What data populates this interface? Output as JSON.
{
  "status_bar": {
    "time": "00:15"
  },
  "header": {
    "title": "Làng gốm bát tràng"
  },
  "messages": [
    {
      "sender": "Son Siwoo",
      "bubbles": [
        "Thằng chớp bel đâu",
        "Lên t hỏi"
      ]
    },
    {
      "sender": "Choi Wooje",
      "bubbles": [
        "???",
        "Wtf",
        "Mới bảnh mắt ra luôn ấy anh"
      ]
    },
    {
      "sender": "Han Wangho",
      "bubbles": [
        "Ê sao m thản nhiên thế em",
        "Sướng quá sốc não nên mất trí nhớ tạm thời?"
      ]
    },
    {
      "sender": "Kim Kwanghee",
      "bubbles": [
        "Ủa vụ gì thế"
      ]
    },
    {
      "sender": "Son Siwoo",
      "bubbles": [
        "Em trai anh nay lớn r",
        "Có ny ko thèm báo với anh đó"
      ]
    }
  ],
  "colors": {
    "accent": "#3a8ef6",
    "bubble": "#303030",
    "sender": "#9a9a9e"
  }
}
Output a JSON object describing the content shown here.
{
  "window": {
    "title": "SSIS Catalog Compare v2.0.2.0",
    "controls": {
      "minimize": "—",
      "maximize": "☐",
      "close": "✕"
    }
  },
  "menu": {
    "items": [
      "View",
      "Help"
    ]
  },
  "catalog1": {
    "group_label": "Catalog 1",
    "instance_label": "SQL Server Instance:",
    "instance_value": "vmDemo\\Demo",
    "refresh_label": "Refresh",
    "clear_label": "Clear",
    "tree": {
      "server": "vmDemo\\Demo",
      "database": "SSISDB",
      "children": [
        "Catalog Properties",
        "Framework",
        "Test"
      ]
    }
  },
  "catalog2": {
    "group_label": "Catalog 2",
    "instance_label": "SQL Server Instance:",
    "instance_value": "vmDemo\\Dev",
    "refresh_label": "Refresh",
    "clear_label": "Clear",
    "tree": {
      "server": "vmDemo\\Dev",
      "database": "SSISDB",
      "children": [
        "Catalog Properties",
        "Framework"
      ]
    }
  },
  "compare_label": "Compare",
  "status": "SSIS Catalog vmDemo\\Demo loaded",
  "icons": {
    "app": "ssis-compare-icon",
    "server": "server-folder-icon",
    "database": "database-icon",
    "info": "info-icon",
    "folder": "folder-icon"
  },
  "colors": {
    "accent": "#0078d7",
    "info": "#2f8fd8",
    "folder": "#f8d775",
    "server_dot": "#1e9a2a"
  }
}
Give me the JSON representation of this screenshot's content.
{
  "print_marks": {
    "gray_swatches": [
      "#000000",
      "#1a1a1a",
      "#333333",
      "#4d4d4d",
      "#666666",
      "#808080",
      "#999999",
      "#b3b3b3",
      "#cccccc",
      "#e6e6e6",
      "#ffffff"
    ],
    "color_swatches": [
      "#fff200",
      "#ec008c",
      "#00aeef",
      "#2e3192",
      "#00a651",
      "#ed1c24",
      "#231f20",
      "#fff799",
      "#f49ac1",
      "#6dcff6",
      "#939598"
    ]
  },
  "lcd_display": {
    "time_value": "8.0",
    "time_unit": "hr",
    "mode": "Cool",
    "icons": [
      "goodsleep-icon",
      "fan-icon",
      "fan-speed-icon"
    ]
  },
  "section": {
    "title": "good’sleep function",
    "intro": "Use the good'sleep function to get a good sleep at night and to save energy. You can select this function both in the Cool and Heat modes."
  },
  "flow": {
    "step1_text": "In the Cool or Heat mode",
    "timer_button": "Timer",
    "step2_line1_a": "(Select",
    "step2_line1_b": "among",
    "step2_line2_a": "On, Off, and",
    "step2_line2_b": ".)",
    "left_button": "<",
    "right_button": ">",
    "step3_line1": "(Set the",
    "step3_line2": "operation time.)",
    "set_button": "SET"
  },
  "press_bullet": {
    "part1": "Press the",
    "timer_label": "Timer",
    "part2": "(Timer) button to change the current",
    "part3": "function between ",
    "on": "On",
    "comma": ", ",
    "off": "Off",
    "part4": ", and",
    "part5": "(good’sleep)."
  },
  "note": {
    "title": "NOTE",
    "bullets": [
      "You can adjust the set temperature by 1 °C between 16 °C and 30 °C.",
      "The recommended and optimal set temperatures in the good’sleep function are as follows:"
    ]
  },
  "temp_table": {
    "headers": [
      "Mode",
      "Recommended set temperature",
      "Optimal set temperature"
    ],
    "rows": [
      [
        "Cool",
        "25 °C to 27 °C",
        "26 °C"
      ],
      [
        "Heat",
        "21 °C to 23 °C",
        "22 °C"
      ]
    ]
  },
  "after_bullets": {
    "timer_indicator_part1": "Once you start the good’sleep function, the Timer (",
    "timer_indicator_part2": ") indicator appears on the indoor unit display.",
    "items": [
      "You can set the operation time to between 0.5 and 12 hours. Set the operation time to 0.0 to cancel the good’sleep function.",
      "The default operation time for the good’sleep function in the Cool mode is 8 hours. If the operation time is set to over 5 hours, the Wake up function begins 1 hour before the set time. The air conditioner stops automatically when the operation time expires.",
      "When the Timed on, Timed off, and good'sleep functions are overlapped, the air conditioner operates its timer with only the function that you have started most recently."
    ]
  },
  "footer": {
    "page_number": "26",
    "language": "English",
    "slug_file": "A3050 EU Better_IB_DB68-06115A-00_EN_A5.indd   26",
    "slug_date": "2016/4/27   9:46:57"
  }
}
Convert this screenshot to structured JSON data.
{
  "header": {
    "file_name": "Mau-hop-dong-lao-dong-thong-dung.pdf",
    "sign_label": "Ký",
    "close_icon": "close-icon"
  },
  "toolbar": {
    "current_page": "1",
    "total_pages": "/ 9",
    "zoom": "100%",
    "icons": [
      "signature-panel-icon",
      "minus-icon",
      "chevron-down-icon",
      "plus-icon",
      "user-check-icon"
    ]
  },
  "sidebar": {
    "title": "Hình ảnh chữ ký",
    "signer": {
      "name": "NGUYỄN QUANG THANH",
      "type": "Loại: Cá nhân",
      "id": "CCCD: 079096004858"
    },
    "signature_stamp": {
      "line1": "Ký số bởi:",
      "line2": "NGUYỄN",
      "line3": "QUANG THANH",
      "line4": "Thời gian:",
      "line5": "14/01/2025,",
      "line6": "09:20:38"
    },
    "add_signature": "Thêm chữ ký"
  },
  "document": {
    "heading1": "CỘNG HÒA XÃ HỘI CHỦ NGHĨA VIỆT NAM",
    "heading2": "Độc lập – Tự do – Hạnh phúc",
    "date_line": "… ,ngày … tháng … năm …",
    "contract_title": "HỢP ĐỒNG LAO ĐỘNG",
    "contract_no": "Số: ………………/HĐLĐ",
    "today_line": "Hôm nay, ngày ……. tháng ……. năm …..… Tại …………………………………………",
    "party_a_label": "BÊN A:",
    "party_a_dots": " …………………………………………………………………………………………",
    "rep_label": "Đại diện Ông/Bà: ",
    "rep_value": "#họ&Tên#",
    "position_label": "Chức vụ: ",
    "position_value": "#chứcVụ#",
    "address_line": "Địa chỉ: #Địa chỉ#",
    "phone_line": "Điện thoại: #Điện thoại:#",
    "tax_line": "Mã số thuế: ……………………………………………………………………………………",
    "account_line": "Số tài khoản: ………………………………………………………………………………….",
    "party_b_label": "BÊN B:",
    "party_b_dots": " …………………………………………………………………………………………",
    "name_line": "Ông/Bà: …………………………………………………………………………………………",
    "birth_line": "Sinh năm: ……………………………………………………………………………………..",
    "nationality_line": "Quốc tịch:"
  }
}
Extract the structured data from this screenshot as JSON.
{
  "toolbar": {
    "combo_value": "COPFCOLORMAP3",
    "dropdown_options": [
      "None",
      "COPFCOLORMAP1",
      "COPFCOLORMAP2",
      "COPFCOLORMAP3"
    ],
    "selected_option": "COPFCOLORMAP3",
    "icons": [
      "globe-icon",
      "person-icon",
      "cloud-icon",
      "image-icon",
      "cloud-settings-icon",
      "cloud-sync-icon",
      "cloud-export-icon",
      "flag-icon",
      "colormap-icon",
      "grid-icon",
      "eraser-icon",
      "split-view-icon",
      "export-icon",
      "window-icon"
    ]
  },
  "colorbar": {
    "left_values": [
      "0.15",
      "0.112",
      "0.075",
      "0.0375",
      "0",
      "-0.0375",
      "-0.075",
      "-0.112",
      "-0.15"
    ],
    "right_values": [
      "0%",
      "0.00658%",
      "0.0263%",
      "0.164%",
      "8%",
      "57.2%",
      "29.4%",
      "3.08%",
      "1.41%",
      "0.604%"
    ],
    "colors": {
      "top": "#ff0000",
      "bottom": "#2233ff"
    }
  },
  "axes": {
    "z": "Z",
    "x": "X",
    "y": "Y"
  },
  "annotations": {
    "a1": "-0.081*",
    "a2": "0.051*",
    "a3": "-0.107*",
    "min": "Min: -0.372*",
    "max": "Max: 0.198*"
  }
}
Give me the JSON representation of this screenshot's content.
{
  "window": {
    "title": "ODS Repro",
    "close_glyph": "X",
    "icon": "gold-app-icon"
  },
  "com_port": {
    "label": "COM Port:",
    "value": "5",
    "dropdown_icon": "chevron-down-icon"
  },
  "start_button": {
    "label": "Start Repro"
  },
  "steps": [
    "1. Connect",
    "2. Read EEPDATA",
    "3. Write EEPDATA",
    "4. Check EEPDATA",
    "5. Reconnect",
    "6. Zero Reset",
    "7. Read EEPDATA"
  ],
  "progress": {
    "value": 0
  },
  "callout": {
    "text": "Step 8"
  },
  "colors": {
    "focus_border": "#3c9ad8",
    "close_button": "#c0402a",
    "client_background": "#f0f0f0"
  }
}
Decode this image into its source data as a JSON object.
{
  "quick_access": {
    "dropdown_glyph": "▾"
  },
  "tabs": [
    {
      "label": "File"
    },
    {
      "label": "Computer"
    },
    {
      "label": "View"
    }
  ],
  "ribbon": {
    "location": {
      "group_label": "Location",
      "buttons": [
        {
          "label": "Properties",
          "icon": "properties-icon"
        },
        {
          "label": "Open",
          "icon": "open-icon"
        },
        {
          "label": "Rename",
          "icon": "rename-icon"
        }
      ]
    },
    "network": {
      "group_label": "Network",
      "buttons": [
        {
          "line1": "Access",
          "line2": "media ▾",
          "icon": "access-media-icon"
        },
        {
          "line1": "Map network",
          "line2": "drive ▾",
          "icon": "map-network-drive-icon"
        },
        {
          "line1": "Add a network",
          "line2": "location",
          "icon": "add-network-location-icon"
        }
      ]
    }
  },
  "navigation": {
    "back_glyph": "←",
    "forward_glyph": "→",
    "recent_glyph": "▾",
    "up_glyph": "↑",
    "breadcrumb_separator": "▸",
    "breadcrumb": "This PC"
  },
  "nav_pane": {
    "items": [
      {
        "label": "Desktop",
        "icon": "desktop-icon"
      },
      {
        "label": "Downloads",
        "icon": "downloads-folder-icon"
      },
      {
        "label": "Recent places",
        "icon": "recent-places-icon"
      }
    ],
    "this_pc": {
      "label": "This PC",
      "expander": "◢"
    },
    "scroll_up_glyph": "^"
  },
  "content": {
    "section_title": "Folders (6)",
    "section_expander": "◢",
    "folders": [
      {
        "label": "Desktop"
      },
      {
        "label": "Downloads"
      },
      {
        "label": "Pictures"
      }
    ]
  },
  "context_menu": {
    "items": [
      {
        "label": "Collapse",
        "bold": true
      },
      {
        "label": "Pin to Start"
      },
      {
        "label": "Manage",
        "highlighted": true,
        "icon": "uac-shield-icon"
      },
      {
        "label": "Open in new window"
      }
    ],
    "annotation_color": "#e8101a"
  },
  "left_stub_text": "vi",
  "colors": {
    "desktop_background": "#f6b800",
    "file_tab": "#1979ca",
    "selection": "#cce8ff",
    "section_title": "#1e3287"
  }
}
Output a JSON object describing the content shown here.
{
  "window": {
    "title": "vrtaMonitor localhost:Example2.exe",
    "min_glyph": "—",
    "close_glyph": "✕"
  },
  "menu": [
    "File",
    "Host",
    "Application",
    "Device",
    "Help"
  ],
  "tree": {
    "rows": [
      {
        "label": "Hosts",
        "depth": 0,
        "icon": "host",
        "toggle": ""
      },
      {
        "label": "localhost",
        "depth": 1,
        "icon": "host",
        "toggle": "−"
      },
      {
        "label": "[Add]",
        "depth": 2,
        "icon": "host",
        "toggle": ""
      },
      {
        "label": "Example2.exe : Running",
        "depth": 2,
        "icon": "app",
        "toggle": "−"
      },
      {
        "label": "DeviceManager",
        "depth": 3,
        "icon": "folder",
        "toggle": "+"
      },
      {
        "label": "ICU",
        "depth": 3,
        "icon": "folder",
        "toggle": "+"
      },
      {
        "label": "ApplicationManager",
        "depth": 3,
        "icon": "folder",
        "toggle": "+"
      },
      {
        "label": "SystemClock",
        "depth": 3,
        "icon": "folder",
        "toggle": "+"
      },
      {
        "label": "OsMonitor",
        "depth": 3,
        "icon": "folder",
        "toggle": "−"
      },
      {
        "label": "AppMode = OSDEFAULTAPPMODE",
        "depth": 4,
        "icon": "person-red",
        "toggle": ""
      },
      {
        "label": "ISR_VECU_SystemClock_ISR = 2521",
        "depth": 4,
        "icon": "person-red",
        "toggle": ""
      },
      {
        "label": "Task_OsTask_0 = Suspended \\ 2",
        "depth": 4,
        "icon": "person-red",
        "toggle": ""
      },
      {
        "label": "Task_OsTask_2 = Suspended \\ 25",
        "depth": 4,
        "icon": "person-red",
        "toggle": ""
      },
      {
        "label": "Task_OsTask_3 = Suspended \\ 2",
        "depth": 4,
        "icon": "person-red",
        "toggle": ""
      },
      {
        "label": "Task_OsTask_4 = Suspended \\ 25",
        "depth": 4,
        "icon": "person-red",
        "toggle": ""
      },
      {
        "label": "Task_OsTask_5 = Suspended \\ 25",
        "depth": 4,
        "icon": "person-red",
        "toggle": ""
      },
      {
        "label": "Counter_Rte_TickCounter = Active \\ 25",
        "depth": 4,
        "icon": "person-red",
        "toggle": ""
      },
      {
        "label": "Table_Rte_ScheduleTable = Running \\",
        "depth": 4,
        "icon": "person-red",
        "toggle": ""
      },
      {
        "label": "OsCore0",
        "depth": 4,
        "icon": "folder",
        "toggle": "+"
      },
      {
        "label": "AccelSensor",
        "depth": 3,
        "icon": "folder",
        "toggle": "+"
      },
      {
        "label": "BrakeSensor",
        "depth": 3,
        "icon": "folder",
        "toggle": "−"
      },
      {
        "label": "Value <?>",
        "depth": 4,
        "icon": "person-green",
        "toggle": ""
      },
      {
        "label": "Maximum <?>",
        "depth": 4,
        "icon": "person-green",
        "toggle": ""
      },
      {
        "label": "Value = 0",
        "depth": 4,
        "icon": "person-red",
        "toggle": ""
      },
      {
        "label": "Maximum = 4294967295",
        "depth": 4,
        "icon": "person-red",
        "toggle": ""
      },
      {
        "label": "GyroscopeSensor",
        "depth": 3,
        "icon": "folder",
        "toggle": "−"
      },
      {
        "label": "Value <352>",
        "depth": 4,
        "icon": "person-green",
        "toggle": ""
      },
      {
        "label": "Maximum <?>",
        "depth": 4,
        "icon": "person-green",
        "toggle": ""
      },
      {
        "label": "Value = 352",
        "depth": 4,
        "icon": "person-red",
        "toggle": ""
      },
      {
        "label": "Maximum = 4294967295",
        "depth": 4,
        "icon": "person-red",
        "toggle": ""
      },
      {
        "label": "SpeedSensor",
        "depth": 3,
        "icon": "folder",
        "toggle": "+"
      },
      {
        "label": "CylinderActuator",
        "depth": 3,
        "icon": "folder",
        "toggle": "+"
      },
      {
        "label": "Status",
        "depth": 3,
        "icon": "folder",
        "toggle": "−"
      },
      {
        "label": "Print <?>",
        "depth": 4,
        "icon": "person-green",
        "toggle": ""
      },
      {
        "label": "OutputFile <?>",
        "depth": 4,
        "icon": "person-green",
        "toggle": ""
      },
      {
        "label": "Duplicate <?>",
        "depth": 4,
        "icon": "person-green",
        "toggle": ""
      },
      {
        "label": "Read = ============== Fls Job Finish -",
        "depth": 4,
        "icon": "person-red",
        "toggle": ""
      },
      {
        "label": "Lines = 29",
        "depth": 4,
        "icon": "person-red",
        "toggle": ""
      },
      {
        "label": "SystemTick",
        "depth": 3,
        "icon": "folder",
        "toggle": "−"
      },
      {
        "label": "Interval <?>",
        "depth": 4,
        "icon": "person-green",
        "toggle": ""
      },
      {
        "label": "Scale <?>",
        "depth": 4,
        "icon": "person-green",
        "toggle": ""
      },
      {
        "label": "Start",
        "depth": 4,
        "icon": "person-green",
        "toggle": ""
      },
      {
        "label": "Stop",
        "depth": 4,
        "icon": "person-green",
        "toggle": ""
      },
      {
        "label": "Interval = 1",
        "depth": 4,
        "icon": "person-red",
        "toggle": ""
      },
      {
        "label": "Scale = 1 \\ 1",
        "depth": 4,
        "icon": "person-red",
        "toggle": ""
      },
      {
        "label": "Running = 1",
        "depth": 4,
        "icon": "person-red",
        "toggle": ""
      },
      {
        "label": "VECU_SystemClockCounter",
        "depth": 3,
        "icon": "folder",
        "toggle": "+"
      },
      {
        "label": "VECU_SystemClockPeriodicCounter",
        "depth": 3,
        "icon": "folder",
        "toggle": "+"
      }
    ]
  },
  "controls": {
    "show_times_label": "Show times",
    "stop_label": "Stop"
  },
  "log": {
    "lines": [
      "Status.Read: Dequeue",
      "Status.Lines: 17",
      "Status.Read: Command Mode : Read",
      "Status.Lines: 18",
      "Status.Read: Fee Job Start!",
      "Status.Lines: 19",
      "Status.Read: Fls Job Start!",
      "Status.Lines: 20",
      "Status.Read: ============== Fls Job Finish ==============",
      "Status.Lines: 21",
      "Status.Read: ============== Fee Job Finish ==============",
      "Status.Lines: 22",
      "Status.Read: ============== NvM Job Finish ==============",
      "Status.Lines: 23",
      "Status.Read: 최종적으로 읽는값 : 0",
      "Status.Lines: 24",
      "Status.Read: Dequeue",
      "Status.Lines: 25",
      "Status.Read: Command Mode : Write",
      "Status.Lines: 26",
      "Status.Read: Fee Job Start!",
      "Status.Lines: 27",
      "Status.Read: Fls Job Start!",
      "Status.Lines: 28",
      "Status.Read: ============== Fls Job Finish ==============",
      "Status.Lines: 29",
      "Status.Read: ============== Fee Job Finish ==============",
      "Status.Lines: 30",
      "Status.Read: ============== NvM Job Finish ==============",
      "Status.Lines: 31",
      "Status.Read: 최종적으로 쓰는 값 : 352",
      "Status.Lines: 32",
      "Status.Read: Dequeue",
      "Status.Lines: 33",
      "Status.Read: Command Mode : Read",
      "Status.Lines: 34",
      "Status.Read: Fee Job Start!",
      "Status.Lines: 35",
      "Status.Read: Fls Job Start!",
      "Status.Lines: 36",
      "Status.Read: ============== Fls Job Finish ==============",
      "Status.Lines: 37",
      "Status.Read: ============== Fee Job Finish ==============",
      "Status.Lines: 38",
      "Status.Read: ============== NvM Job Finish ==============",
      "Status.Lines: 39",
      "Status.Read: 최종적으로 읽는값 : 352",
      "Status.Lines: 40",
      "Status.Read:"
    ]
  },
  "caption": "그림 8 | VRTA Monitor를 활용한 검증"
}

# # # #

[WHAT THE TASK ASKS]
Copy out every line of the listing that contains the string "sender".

[RESPONSE]
      "sender": "Son Siwoo",
      "sender": "Choi Wooje",
      "sender": "Han Wangho",
      "sender": "Kim Kwanghee",
      "sender": "Son Siwoo",
    "sender": "#9a9a9e"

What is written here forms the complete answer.